“Hagazussa” (an Old High German term for witch) grows more and more hallucinogenic, the climactic events rendered only more so by the seemingly spellbound heroine’s unwise consumption of a forest mushroom. If last year’s standout psychedelic genre piece “Mandy” was lysergic cinema par excellence, this equally trippy (if otherwise very different) quasi-horror revenge tale offers a nightmare soaked in psilocybin, its every element queasily organic.
Cinematographer Mariel Baqueiro’s primary past work has been on Feigelfeld’s prior mid-length feature (2014’s 44-minute “Interference”) and shorts, and her sensibility is as distinctively mature as his own. This is a frequently ravishing film, as attuned to the mysticism of landscapes as prime Herzog, while capable of jolting us with the occasional brutal image.

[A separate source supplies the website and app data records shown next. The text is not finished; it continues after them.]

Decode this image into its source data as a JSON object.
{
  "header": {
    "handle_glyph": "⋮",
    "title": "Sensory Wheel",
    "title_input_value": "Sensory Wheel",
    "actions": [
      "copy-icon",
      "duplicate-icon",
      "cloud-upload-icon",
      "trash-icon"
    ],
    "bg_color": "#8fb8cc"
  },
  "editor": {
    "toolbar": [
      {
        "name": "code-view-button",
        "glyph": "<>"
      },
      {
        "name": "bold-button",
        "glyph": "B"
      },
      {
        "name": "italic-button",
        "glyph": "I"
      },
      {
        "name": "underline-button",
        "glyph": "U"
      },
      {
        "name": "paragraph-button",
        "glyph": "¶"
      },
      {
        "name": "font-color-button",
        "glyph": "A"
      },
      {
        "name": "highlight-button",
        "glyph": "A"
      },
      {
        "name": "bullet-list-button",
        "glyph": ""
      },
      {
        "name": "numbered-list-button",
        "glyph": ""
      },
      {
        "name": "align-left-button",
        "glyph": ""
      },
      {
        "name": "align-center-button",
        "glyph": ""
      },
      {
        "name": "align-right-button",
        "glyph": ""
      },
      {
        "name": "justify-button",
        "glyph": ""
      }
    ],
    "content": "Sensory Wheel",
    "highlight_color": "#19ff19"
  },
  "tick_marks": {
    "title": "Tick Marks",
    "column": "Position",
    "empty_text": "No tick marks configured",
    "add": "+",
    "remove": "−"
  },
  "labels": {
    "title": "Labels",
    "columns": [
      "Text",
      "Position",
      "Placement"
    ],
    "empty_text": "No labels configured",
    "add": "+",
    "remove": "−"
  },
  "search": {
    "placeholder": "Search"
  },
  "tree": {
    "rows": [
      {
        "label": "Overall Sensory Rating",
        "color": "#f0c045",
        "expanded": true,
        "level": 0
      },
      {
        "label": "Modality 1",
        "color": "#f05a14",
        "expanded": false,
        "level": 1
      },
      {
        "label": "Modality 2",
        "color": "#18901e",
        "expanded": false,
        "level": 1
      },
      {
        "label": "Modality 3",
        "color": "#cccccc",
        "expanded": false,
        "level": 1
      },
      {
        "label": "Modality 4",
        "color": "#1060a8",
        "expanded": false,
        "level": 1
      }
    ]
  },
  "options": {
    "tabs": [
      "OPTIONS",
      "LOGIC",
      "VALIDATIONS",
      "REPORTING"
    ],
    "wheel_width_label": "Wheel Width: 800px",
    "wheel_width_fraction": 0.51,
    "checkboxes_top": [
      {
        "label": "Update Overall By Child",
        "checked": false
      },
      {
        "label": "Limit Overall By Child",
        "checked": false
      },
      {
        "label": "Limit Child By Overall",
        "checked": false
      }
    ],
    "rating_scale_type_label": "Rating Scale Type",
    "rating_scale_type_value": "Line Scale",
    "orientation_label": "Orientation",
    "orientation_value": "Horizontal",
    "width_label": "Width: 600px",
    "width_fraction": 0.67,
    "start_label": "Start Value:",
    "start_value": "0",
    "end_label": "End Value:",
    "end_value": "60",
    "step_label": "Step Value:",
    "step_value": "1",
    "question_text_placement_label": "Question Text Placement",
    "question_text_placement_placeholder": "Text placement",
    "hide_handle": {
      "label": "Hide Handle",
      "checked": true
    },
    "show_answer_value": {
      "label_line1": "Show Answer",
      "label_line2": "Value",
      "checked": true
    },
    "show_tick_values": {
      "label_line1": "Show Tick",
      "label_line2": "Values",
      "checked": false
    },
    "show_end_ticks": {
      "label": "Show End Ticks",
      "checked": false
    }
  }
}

Editor Jorg Volkmar’s measured pacing — more inexorable than sluggish — a droning score by Greek duo MMMD, Nikas Kammertons’ detailed sound design, Marcel Weber’s discreet visual effects, and Dana Dumann’s production design for the few interiors (including an eerily skull-lined church) all further heighten the atmospheric impact of this unsettling vision. Kudos are also earned by Cwen, whose committed performance manages to feel fully dimensionalized despite her having almost no dialogue to work with.